Aim of the task:
Every line below must be copied as written, except for pictures.
(Beginning of Records for processing)
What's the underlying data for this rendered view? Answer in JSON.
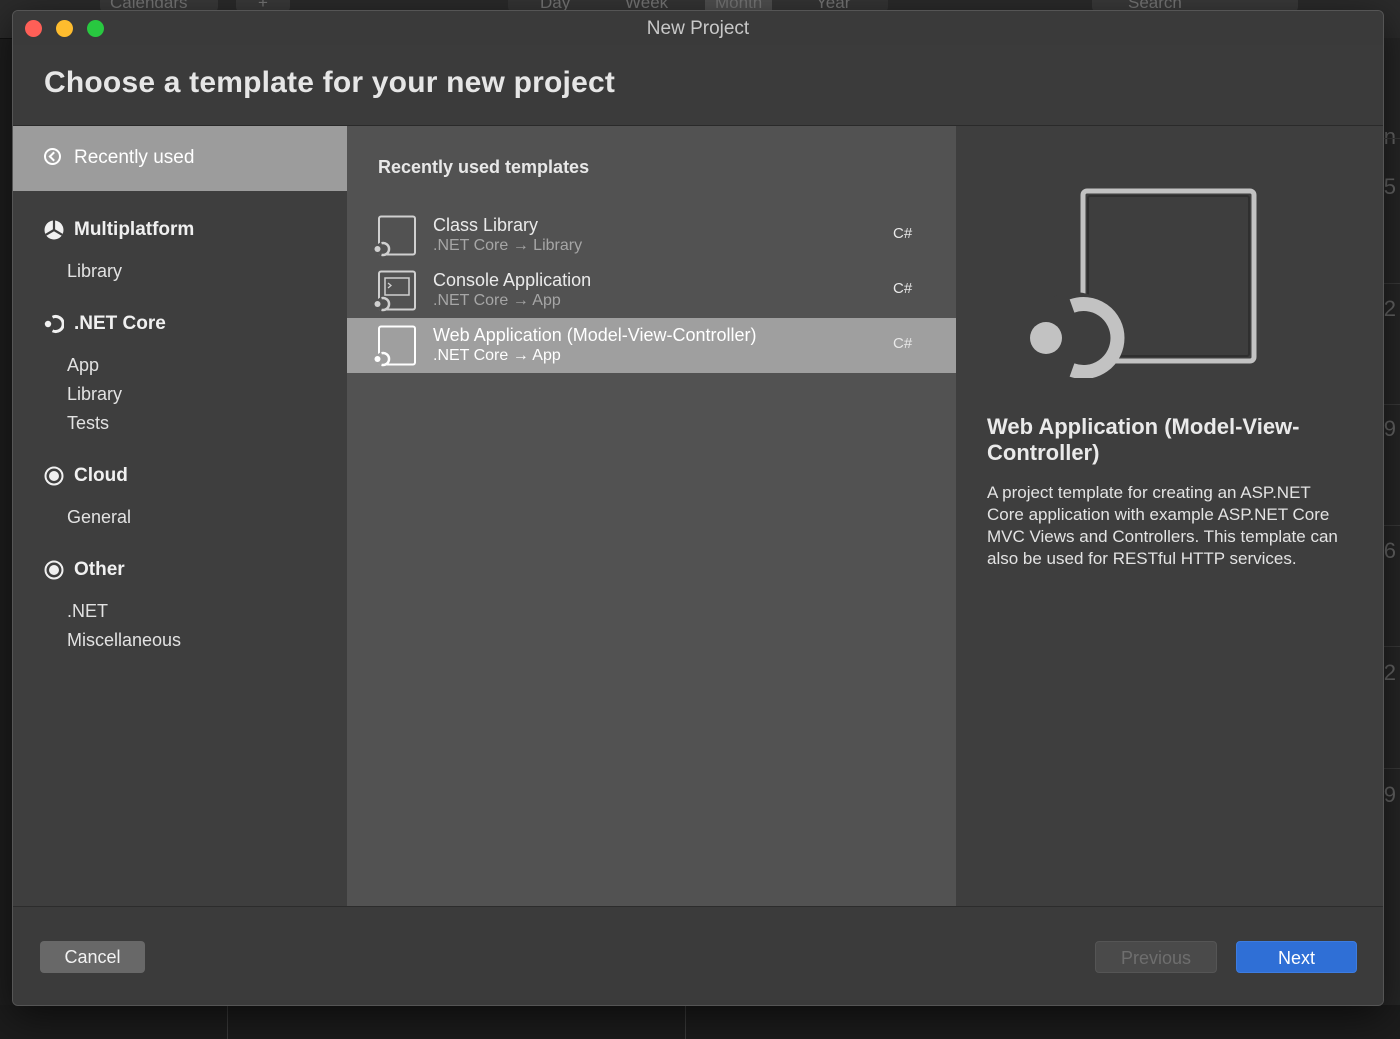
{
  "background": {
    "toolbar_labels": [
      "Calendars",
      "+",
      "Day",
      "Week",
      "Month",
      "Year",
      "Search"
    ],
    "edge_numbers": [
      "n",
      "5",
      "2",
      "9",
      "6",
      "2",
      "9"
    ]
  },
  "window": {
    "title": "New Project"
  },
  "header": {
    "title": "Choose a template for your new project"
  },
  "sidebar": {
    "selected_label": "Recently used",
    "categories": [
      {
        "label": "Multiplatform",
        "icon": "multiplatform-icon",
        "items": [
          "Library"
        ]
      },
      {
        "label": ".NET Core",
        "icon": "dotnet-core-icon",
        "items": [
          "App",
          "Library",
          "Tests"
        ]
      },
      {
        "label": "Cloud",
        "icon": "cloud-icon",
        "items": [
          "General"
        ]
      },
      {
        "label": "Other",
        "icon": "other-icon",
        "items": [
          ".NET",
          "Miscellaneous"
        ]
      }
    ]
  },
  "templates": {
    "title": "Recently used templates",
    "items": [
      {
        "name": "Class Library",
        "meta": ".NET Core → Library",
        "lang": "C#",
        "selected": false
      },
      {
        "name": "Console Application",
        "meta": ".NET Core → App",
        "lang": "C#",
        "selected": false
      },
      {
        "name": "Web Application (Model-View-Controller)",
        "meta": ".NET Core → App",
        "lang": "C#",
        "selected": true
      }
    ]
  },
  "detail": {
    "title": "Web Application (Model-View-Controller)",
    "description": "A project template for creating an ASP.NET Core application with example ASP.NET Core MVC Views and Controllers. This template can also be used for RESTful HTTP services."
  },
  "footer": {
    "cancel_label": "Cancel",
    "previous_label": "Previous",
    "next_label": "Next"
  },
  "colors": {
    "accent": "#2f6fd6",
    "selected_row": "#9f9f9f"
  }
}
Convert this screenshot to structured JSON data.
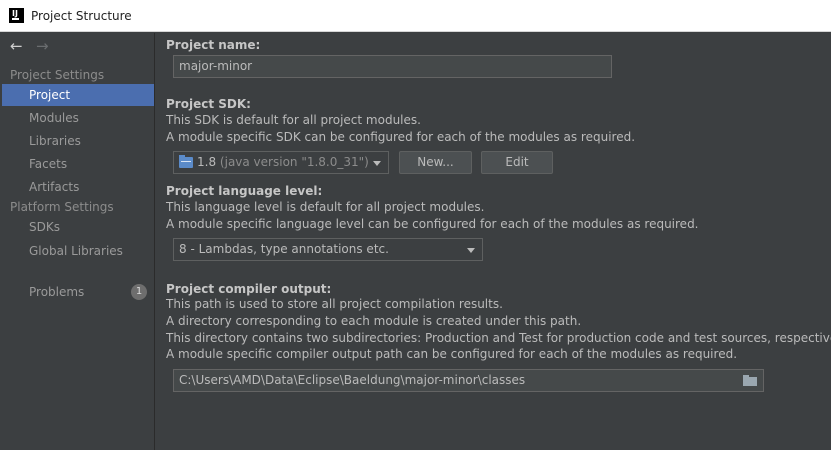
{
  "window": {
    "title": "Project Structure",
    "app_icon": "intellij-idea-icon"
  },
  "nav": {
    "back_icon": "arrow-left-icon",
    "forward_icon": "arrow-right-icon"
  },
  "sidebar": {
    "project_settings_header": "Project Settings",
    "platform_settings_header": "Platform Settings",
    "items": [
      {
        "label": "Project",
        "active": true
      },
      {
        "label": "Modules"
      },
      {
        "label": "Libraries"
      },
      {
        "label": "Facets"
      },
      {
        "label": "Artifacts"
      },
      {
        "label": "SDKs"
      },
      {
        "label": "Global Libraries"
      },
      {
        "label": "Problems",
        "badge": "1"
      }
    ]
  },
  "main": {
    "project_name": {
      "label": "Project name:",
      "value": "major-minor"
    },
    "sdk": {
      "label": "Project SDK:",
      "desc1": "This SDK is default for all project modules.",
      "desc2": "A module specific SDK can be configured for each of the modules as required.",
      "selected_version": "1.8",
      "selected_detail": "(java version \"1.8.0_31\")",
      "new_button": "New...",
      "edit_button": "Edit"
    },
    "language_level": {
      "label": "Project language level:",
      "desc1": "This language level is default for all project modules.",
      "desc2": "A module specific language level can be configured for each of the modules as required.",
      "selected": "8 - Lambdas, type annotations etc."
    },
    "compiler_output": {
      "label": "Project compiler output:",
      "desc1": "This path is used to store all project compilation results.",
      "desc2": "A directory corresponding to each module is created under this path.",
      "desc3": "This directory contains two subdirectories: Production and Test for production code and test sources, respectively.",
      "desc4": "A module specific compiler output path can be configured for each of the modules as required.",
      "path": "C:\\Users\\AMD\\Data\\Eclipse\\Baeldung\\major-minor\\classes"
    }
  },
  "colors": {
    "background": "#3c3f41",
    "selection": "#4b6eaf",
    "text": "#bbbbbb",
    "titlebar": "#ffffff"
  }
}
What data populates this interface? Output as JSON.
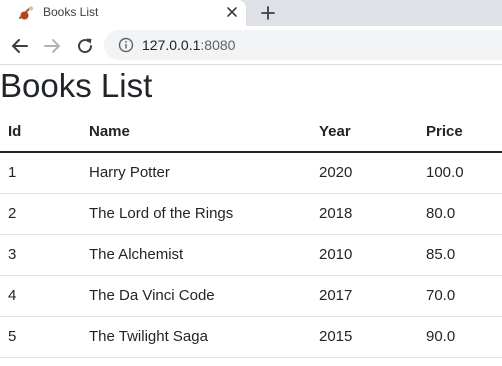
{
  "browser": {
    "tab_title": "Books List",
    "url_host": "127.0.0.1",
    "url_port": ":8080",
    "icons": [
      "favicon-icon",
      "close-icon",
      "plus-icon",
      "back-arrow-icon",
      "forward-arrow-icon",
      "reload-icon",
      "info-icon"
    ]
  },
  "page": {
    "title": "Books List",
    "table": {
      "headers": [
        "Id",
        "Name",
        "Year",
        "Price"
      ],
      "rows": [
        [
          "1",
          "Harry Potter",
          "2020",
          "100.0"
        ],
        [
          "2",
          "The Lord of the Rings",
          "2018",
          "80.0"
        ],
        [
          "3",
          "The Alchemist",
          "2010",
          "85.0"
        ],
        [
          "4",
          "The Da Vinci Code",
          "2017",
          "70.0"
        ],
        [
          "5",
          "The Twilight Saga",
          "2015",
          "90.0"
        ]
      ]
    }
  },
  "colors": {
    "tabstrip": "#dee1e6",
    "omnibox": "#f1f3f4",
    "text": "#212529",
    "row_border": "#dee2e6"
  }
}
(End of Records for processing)
Response to the exercise:
What's the underlying data for this rendered view? Answer in JSON.
{
  "background": {
    "toolbar_labels": [
      "Calendars",
      "+",
      "Day",
      "Week",
      "Month",
      "Year",
      "Search"
    ],
    "edge_numbers": [
      "n",
      "5",
      "2",
      "9",
      "6",
      "2",
      "9"
    ]
  },
  "window": {
    "title": "New Project"
  },
  "header": {
    "title": "Choose a template for your new project"
  },
  "sidebar": {
    "selected_label": "Recently used",
    "categories": [
      {
        "label": "Multiplatform",
        "icon": "multiplatform-icon",
        "items": [
          "Library"
        ]
      },
      {
        "label": ".NET Core",
        "icon": "dotnet-core-icon",
        "items": [
          "App",
          "Library",
          "Tests"
        ]
      },
      {
        "label": "Cloud",
        "icon": "cloud-icon",
        "items": [
          "General"
        ]
      },
      {
        "label": "Other",
        "icon": "other-icon",
        "items": [
          ".NET",
          "Miscellaneous"
        ]
      }
    ]
  },
  "templates": {
    "title": "Recently used templates",
    "items": [
      {
        "name": "Class Library",
        "meta": ".NET Core → Library",
        "lang": "C#",
        "selected": false
      },
      {
        "name": "Console Application",
        "meta": ".NET Core → App",
        "lang": "C#",
        "selected": false
      },
      {
        "name": "Web Application (Model-View-Controller)",
        "meta": ".NET Core → App",
        "lang": "C#",
        "selected": true
      }
    ]
  },
  "detail": {
    "title": "Web Application (Model-View-Controller)",
    "description": "A project template for creating an ASP.NET Core application with example ASP.NET Core MVC Views and Controllers. This template can also be used for RESTful HTTP services."
  },
  "footer": {
    "cancel_label": "Cancel",
    "previous_label": "Previous",
    "next_label": "Next"
  },
  "colors": {
    "accent": "#2f6fd6",
    "selected_row": "#9f9f9f"
  }
}
Convert this screenshot to structured JSON data.
{
  "window": {
    "title": "Project Structure",
    "app_icon": "intellij-idea-icon"
  },
  "nav": {
    "back_icon": "arrow-left-icon",
    "forward_icon": "arrow-right-icon"
  },
  "sidebar": {
    "project_settings_header": "Project Settings",
    "platform_settings_header": "Platform Settings",
    "items": [
      {
        "label": "Project",
        "active": true
      },
      {
        "label": "Modules"
      },
      {
        "label": "Libraries"
      },
      {
        "label": "Facets"
      },
      {
        "label": "Artifacts"
      },
      {
        "label": "SDKs"
      },
      {
        "label": "Global Libraries"
      },
      {
        "label": "Problems",
        "badge": "1"
      }
    ]
  },
  "main": {
    "project_name": {
      "label": "Project name:",
      "value": "major-minor"
    },
    "sdk": {
      "label": "Project SDK:",
      "desc1": "This SDK is default for all project modules.",
      "desc2": "A module specific SDK can be configured for each of the modules as required.",
      "selected_version": "1.8",
      "selected_detail": "(java version \"1.8.0_31\")",
      "new_button": "New...",
      "edit_button": "Edit"
    },
    "language_level": {
      "label": "Project language level:",
      "desc1": "This language level is default for all project modules.",
      "desc2": "A module specific language level can be configured for each of the modules as required.",
      "selected": "8 - Lambdas, type annotations etc."
    },
    "compiler_output": {
      "label": "Project compiler output:",
      "desc1": "This path is used to store all project compilation results.",
      "desc2": "A directory corresponding to each module is created under this path.",
      "desc3": "This directory contains two subdirectories: Production and Test for production code and test sources, respectively.",
      "desc4": "A module specific compiler output path can be configured for each of the modules as required.",
      "path": "C:\\Users\\AMD\\Data\\Eclipse\\Baeldung\\major-minor\\classes"
    }
  },
  "colors": {
    "background": "#3c3f41",
    "selection": "#4b6eaf",
    "text": "#bbbbbb",
    "titlebar": "#ffffff"
  }
}
What data populates this interface? Output as JSON.
{
  "browser": {
    "tab_title": "Books List",
    "url_host": "127.0.0.1",
    "url_port": ":8080",
    "icons": [
      "favicon-icon",
      "close-icon",
      "plus-icon",
      "back-arrow-icon",
      "forward-arrow-icon",
      "reload-icon",
      "info-icon"
    ]
  },
  "page": {
    "title": "Books List",
    "table": {
      "headers": [
        "Id",
        "Name",
        "Year",
        "Price"
      ],
      "rows": [
        [
          "1",
          "Harry Potter",
          "2020",
          "100.0"
        ],
        [
          "2",
          "The Lord of the Rings",
          "2018",
          "80.0"
        ],
        [
          "3",
          "The Alchemist",
          "2010",
          "85.0"
        ],
        [
          "4",
          "The Da Vinci Code",
          "2017",
          "70.0"
        ],
        [
          "5",
          "The Twilight Saga",
          "2015",
          "90.0"
        ]
      ]
    }
  },
  "colors": {
    "tabstrip": "#dee1e6",
    "omnibox": "#f1f3f4",
    "text": "#212529",
    "row_border": "#dee2e6"
  }
}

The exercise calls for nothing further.